The quest for power, fame, and wealth has destroyed so many people, some have sold their souls to the devil in exchange for these passing things. St. James tells us in our second reading that wherever you find jealousy and ambition, you find disharmony and wicked things of every kind being done… There is so much wickedness in our world today, so much hate, jealousy, and betrayal because of the inordinate quest for power, wealth, and fame. People want to dominate; by all means, they want to be in control, be recognized, and therefore are ready to sacrifice their Christian faith in thanksgiving to the devil.
The apostles argued among themselves about which of them was the greatest, and Jesus apparently knew the content of their argument but pretended and kept his silence. At Capernaum, when they were in the house, Jesus asked his apostles; what were you arguing about on the road? They said nothing. They may have answered nothing out of fear or shame, but they were actually right because their arguments were about nothing. The greatness and position they argued about can only come from our knowledge and our faith in the resurrection power of Jesus Christ. This greatness can only be achieved when we lay down our own strength, ambitions, jealousies, and weaknesses at the foot of the cross to put on the resurrection power of Jesus Christ. That is what Jesus tried to make the apostles understand when he then took a little child, set him in front of them, puts his arms around him, and said to them, ‘Anyone who welcomes one of these little children in my name, welcomes me; and anyone who welcomes me welcomes not me but the one who sent me.
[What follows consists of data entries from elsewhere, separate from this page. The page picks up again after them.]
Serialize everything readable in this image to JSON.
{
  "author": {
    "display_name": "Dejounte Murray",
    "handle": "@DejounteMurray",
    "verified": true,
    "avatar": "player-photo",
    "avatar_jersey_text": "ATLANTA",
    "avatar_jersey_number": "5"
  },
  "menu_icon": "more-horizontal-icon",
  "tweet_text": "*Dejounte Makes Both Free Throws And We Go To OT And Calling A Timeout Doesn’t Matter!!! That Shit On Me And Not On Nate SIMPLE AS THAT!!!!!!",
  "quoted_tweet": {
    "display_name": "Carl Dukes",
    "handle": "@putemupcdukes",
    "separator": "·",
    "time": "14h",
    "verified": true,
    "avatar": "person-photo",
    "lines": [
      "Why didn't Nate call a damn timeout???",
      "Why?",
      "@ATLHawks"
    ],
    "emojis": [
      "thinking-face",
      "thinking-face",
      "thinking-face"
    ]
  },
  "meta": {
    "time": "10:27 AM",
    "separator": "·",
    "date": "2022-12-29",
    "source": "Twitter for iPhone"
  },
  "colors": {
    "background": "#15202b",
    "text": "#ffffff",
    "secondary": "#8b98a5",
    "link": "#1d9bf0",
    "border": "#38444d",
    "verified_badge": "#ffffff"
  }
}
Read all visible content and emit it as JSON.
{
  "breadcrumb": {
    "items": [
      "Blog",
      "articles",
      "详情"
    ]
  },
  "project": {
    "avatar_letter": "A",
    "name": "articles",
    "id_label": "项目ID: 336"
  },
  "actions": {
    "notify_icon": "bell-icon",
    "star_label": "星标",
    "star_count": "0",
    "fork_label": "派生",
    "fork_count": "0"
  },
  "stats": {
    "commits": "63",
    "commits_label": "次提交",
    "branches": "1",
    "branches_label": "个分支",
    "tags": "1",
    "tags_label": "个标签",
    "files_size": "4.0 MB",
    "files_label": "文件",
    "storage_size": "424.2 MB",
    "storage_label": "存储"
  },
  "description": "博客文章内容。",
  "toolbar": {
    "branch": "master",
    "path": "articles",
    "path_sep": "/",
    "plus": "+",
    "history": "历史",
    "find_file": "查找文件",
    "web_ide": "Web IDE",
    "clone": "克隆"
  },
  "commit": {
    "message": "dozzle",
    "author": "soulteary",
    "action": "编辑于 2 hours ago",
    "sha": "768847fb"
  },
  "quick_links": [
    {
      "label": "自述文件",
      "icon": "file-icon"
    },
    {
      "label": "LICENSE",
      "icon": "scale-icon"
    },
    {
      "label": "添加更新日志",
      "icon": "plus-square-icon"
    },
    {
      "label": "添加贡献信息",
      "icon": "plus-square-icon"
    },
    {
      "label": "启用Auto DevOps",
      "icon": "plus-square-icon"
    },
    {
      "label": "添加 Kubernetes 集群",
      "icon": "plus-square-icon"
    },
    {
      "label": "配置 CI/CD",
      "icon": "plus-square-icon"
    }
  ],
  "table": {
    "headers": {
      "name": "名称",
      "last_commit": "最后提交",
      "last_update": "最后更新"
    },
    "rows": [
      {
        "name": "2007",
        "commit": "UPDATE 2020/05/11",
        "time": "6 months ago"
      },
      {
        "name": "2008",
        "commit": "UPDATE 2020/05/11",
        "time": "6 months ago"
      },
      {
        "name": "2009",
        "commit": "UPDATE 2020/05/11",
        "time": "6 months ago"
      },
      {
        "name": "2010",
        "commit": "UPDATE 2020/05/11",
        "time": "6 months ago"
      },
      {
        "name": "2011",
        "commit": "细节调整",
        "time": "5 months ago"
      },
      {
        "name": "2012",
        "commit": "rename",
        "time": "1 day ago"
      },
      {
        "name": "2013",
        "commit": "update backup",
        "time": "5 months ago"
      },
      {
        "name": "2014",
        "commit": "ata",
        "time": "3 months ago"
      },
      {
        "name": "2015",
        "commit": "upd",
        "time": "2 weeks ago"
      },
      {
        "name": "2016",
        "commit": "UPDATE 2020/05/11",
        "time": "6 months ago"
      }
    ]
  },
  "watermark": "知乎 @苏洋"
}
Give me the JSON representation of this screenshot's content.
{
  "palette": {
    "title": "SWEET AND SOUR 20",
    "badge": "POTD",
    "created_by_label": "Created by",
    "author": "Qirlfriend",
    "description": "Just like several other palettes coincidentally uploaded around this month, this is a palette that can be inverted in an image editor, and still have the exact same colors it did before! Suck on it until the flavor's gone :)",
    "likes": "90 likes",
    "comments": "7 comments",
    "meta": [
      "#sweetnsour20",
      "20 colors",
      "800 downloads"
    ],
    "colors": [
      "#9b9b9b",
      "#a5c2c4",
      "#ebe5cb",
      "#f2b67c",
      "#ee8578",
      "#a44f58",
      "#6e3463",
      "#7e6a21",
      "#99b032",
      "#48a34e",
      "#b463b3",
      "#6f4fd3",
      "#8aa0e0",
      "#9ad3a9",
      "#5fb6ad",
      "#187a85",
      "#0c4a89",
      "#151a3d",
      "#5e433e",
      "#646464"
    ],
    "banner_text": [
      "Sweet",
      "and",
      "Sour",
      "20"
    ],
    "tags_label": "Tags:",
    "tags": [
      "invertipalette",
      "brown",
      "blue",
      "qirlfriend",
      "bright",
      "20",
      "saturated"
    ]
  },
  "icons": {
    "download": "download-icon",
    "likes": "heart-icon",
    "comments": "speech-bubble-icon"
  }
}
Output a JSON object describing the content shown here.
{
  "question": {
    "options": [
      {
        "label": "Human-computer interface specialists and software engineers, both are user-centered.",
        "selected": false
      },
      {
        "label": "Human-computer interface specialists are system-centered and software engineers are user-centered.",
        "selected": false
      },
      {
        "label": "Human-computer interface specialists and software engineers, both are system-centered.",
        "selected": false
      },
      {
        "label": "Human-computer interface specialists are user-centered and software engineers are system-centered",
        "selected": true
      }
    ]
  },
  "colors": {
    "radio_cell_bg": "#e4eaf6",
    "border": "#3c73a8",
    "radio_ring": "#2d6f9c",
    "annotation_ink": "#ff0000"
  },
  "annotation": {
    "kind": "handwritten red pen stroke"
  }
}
Jesus’ choice of a little child sends a powerful message, a message for the apostles, us, and generations after us. A little child is innocent and submissive; he depends on his parents for food, drink, and everything. And that is what Christ wants from us; to be innocent of heart, to be submissive, to depend on him, and to worry not. Little children bother not about the next meal source because they trust the parents to provide that. That childlike trust is what Jesus wants us to develop, to trust him and not to worry ourselves to death. He says; And which of you by being anxious can add one cubit to his span of life? And why are you anxious about clothing? Consider the lilies of the field, how they grow; they neither toil nor spin; yet I tell you, even Solomon in all his glory was not arrayed like one of these. But if God so clothes the grass of the field, which today is alive and tomorrow is thrown into the oven, will he not much clothe you, O men of little faith? (Mt. 628-30). This is not a call to a lazy life; it is rather a call to work hard, to service, and to trust in God.
To be rich is not a sin; God blessed Abraham and made him rich; God restored everything Job had lost and made him richer and happier than he was. These men were rich yet remained men of God; they never went out of their way to be rich. No matter how much of these material goods we have, if we have no Christ, we have nothing, but with Christ and the power of his resurrection, we have everything.
Today, let us approach God in our nothingness, in our littleness, in our sinfulness and innocence of heart to ask for the grace to know the effect of the resurrection power in our lives.